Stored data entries

....................

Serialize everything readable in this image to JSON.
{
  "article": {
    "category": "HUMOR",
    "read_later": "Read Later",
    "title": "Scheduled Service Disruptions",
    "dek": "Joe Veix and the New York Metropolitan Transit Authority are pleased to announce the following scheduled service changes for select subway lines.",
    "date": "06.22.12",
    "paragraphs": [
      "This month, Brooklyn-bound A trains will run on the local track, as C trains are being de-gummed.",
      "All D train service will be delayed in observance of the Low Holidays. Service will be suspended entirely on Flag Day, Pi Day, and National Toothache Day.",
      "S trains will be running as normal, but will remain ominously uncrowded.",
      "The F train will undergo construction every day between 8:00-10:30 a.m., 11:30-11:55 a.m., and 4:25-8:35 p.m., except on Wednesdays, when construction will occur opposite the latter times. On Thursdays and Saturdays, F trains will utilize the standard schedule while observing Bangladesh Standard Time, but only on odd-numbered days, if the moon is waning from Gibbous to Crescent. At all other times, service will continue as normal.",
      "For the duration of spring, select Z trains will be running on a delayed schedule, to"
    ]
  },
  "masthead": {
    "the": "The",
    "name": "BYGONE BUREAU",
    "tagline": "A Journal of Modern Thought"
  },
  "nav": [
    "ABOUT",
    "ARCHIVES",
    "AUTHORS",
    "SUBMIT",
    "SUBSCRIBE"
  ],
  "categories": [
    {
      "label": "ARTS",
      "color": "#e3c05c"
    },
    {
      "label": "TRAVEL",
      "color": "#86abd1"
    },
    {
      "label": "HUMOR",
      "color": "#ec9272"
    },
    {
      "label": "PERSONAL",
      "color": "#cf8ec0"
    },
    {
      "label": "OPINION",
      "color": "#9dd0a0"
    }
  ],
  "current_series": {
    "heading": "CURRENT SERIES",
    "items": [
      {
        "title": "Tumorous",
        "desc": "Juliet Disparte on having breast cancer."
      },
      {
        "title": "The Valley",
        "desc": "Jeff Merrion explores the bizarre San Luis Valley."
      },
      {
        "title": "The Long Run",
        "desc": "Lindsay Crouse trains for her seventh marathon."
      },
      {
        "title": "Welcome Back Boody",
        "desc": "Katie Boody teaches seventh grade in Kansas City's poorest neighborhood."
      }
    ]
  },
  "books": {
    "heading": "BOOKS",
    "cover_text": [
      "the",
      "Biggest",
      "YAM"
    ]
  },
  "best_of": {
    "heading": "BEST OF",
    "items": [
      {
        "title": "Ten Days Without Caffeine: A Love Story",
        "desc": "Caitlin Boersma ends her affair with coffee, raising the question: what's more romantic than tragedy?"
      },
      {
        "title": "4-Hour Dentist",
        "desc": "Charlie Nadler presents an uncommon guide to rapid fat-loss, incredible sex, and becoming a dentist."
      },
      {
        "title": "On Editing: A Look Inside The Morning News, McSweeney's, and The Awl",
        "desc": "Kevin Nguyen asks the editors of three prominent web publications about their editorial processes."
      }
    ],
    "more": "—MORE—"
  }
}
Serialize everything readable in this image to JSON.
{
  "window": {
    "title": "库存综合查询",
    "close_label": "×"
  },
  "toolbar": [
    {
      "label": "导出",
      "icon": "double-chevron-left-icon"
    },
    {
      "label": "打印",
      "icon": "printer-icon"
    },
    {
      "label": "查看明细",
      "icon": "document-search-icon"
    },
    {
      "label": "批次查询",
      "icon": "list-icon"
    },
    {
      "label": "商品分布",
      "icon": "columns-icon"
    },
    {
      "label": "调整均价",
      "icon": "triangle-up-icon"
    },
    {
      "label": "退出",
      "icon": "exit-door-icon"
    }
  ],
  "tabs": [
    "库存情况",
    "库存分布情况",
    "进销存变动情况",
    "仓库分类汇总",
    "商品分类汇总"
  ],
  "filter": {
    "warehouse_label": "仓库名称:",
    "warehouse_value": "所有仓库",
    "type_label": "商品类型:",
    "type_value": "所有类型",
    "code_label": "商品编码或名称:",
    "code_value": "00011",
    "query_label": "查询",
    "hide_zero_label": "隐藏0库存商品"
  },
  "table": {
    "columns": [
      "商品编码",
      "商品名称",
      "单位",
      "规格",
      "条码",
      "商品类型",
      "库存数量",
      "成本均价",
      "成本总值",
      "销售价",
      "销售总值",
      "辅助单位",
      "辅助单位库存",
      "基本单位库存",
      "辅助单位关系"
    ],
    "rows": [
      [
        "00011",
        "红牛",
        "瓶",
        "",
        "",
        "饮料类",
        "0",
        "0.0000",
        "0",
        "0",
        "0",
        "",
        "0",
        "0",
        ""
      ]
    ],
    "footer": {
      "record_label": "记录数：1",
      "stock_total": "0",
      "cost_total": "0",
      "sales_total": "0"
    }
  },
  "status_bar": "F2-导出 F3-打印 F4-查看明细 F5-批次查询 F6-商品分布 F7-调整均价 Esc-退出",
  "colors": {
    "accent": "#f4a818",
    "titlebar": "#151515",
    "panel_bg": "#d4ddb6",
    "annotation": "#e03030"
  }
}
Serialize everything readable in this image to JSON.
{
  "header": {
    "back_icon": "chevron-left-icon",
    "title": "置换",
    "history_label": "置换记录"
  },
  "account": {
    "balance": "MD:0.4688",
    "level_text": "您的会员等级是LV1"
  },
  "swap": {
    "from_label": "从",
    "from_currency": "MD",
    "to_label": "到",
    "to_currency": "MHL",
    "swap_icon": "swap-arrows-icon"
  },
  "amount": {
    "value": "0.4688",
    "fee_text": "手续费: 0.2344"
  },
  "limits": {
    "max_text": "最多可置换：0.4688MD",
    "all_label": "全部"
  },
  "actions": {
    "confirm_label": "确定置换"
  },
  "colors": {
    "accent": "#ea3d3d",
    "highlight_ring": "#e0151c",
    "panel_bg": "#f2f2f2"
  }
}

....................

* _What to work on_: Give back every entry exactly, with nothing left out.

* _Result of the task_:
Serialize everything readable in this image to JSON.
{
  "article": {
    "category": "HUMOR",
    "read_later": "Read Later",
    "title": "Scheduled Service Disruptions",
    "dek": "Joe Veix and the New York Metropolitan Transit Authority are pleased to announce the following scheduled service changes for select subway lines.",
    "date": "06.22.12",
    "paragraphs": [
      "This month, Brooklyn-bound A trains will run on the local track, as C trains are being de-gummed.",
      "All D train service will be delayed in observance of the Low Holidays. Service will be suspended entirely on Flag Day, Pi Day, and National Toothache Day.",
      "S trains will be running as normal, but will remain ominously uncrowded.",
      "The F train will undergo construction every day between 8:00-10:30 a.m., 11:30-11:55 a.m., and 4:25-8:35 p.m., except on Wednesdays, when construction will occur opposite the latter times. On Thursdays and Saturdays, F trains will utilize the standard schedule while observing Bangladesh Standard Time, but only on odd-numbered days, if the moon is waning from Gibbous to Crescent. At all other times, service will continue as normal.",
      "For the duration of spring, select Z trains will be running on a delayed schedule, to"
    ]
  },
  "masthead": {
    "the": "The",
    "name": "BYGONE BUREAU",
    "tagline": "A Journal of Modern Thought"
  },
  "nav": [
    "ABOUT",
    "ARCHIVES",
    "AUTHORS",
    "SUBMIT",
    "SUBSCRIBE"
  ],
  "categories": [
    {
      "label": "ARTS",
      "color": "#e3c05c"
    },
    {
      "label": "TRAVEL",
      "color": "#86abd1"
    },
    {
      "label": "HUMOR",
      "color": "#ec9272"
    },
    {
      "label": "PERSONAL",
      "color": "#cf8ec0"
    },
    {
      "label": "OPINION",
      "color": "#9dd0a0"
    }
  ],
  "current_series": {
    "heading": "CURRENT SERIES",
    "items": [
      {
        "title": "Tumorous",
        "desc": "Juliet Disparte on having breast cancer."
      },
      {
        "title": "The Valley",
        "desc": "Jeff Merrion explores the bizarre San Luis Valley."
      },
      {
        "title": "The Long Run",
        "desc": "Lindsay Crouse trains for her seventh marathon."
      },
      {
        "title": "Welcome Back Boody",
        "desc": "Katie Boody teaches seventh grade in Kansas City's poorest neighborhood."
      }
    ]
  },
  "books": {
    "heading": "BOOKS",
    "cover_text": [
      "the",
      "Biggest",
      "YAM"
    ]
  },
  "best_of": {
    "heading": "BEST OF",
    "items": [
      {
        "title": "Ten Days Without Caffeine: A Love Story",
        "desc": "Caitlin Boersma ends her affair with coffee, raising the question: what's more romantic than tragedy?"
      },
      {
        "title": "4-Hour Dentist",
        "desc": "Charlie Nadler presents an uncommon guide to rapid fat-loss, incredible sex, and becoming a dentist."
      },
      {
        "title": "On Editing: A Look Inside The Morning News, McSweeney's, and The Awl",
        "desc": "Kevin Nguyen asks the editors of three prominent web publications about their editorial processes."
      }
    ],
    "more": "—MORE—"
  }
}
Serialize everything readable in this image to JSON.
{
  "window": {
    "title": "库存综合查询",
    "close_label": "×"
  },
  "toolbar": [
    {
      "label": "导出",
      "icon": "double-chevron-left-icon"
    },
    {
      "label": "打印",
      "icon": "printer-icon"
    },
    {
      "label": "查看明细",
      "icon": "document-search-icon"
    },
    {
      "label": "批次查询",
      "icon": "list-icon"
    },
    {
      "label": "商品分布",
      "icon": "columns-icon"
    },
    {
      "label": "调整均价",
      "icon": "triangle-up-icon"
    },
    {
      "label": "退出",
      "icon": "exit-door-icon"
    }
  ],
  "tabs": [
    "库存情况",
    "库存分布情况",
    "进销存变动情况",
    "仓库分类汇总",
    "商品分类汇总"
  ],
  "filter": {
    "warehouse_label": "仓库名称:",
    "warehouse_value": "所有仓库",
    "type_label": "商品类型:",
    "type_value": "所有类型",
    "code_label": "商品编码或名称:",
    "code_value": "00011",
    "query_label": "查询",
    "hide_zero_label": "隐藏0库存商品"
  },
  "table": {
    "columns": [
      "商品编码",
      "商品名称",
      "单位",
      "规格",
      "条码",
      "商品类型",
      "库存数量",
      "成本均价",
      "成本总值",
      "销售价",
      "销售总值",
      "辅助单位",
      "辅助单位库存",
      "基本单位库存",
      "辅助单位关系"
    ],
    "rows": [
      [
        "00011",
        "红牛",
        "瓶",
        "",
        "",
        "饮料类",
        "0",
        "0.0000",
        "0",
        "0",
        "0",
        "",
        "0",
        "0",
        ""
      ]
    ],
    "footer": {
      "record_label": "记录数：1",
      "stock_total": "0",
      "cost_total": "0",
      "sales_total": "0"
    }
  },
  "status_bar": "F2-导出 F3-打印 F4-查看明细 F5-批次查询 F6-商品分布 F7-调整均价 Esc-退出",
  "colors": {
    "accent": "#f4a818",
    "titlebar": "#151515",
    "panel_bg": "#d4ddb6",
    "annotation": "#e03030"
  }
}
Serialize everything readable in this image to JSON.
{
  "header": {
    "back_icon": "chevron-left-icon",
    "title": "置换",
    "history_label": "置换记录"
  },
  "account": {
    "balance": "MD:0.4688",
    "level_text": "您的会员等级是LV1"
  },
  "swap": {
    "from_label": "从",
    "from_currency": "MD",
    "to_label": "到",
    "to_currency": "MHL",
    "swap_icon": "swap-arrows-icon"
  },
  "amount": {
    "value": "0.4688",
    "fee_text": "手续费: 0.2344"
  },
  "limits": {
    "max_text": "最多可置换：0.4688MD",
    "all_label": "全部"
  },
  "actions": {
    "confirm_label": "确定置换"
  },
  "colors": {
    "accent": "#ea3d3d",
    "highlight_ring": "#e0151c",
    "panel_bg": "#f2f2f2"
  }
}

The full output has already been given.